Sedentary behaviour in patients with rheumatoid arthritis: A qualitative study
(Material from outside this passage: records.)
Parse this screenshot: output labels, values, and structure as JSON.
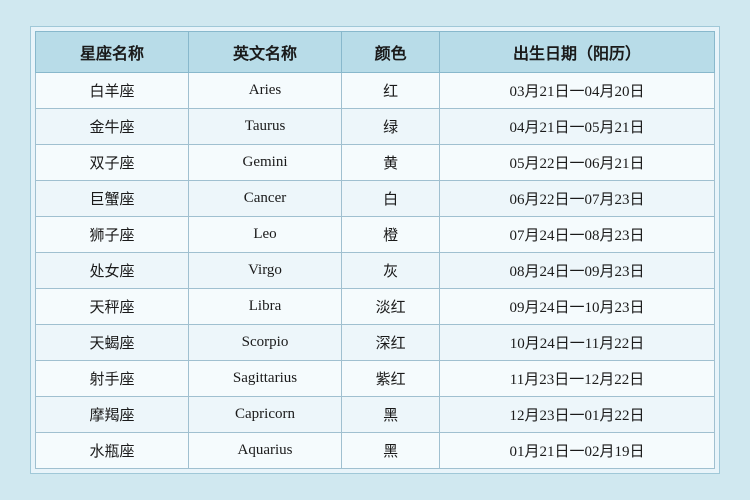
{
  "table": {
    "headers": [
      "星座名称",
      "英文名称",
      "颜色",
      "出生日期（阳历）"
    ],
    "rows": [
      {
        "chinese": "白羊座",
        "english": "Aries",
        "color": "红",
        "dates": "03月21日一04月20日"
      },
      {
        "chinese": "金牛座",
        "english": "Taurus",
        "color": "绿",
        "dates": "04月21日一05月21日"
      },
      {
        "chinese": "双子座",
        "english": "Gemini",
        "color": "黄",
        "dates": "05月22日一06月21日"
      },
      {
        "chinese": "巨蟹座",
        "english": "Cancer",
        "color": "白",
        "dates": "06月22日一07月23日"
      },
      {
        "chinese": "狮子座",
        "english": "Leo",
        "color": "橙",
        "dates": "07月24日一08月23日"
      },
      {
        "chinese": "处女座",
        "english": "Virgo",
        "color": "灰",
        "dates": "08月24日一09月23日"
      },
      {
        "chinese": "天秤座",
        "english": "Libra",
        "color": "淡红",
        "dates": "09月24日一10月23日"
      },
      {
        "chinese": "天蝎座",
        "english": "Scorpio",
        "color": "深红",
        "dates": "10月24日一11月22日"
      },
      {
        "chinese": "射手座",
        "english": "Sagittarius",
        "color": "紫红",
        "dates": "11月23日一12月22日"
      },
      {
        "chinese": "摩羯座",
        "english": "Capricorn",
        "color": "黑",
        "dates": "12月23日一01月22日"
      },
      {
        "chinese": "水瓶座",
        "english": "Aquarius",
        "color": "黑",
        "dates": "01月21日一02月19日"
      }
    ]
  }
}
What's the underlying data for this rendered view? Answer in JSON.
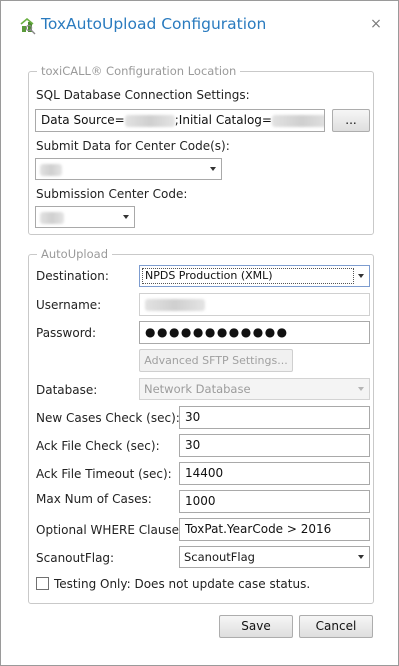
{
  "window": {
    "title": "ToxAutoUpload Configuration",
    "close_glyph": "×",
    "icon": "app-icon"
  },
  "location_group": {
    "legend": "toxiCALL® Configuration Location",
    "sql_label": "SQL Database Connection Settings:",
    "connection": {
      "prefix": "Data Source=",
      "middle": ";Initial Catalog=",
      "suffix": ";"
    },
    "browse_label": "...",
    "center_codes_label": "Submit Data for Center Code(s):",
    "submission_center_label": "Submission Center Code:"
  },
  "autoupload_group": {
    "legend": "AutoUpload",
    "destination": {
      "label": "Destination:",
      "value": "NPDS Production (XML)"
    },
    "username": {
      "label": "Username:"
    },
    "password": {
      "label": "Password:",
      "value": "●●●●●●●●●●●●"
    },
    "advanced_sftp_label": "Advanced SFTP Settings...",
    "database": {
      "label": "Database:",
      "value": "Network Database"
    },
    "new_cases_check": {
      "label": "New Cases Check (sec):",
      "value": "30"
    },
    "ack_file_check": {
      "label": "Ack File Check (sec):",
      "value": "30"
    },
    "ack_file_timeout": {
      "label": "Ack File Timeout (sec):",
      "value": "14400"
    },
    "max_num_cases": {
      "label": "Max Num of Cases:",
      "value": "1000"
    },
    "where_clause": {
      "label": "Optional WHERE Clause:",
      "value": "ToxPat.YearCode > 2016"
    },
    "scanout_flag": {
      "label": "ScanoutFlag:",
      "value": "ScanoutFlag"
    },
    "testing_only": {
      "label": "Testing Only: Does not update case status.",
      "checked": false
    }
  },
  "footer": {
    "save_label": "Save",
    "cancel_label": "Cancel"
  }
}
OBJECTIVES To evaluate the oxygen cost of gait and measure physical activity profiles, including time spent sedentary, in people with rheumatoid arthritis (RA) and matched controls. METHOD We recruited 19 people with RA and 19 controls matched for age, sex, and body mass index (BMI). Demographic details and clinical characteristics of the RA population were recorded. Oxygen uptake per metre walked (oxygen cost) was measured in the laboratory using a portable gas analyser. Activity profiles including the number of steps per day, time spent sedentary (sitting or lying down), and intensity of walking were recorded over 5 days using an activity monitor, from which physical activity was classified by intensity categories. Levels of pain, fatigue, anxiety, and depression were recorded. RESULTS People with RA walked with a slower self-selected gait speed (p < 0.001) than controls but there was no difference in the oxygen cost of walking (p = 0.992) between the groups. People with RA took fewer steps (p < 0.001), had increased sedentary time (p = 0.029) and lower time walking at cadences commensurate with moderate to vigorous physical activity (MVPA) compared to controls (p < 0.001). Pain, fatigue, and depression were higher in the RA group (all p < 0.001). CONCLUSIONS The oxygen cost of walking in this cohort of people with RA was similar to that of matched controls but there was an increase in time spent sedentary and a reduction in time spent at cadences commensurate with MVPA. Clinical symptoms such as depression, pain, and fatigue may explain the changes in activity/sedentary behaviours in people with RA and require further investigation.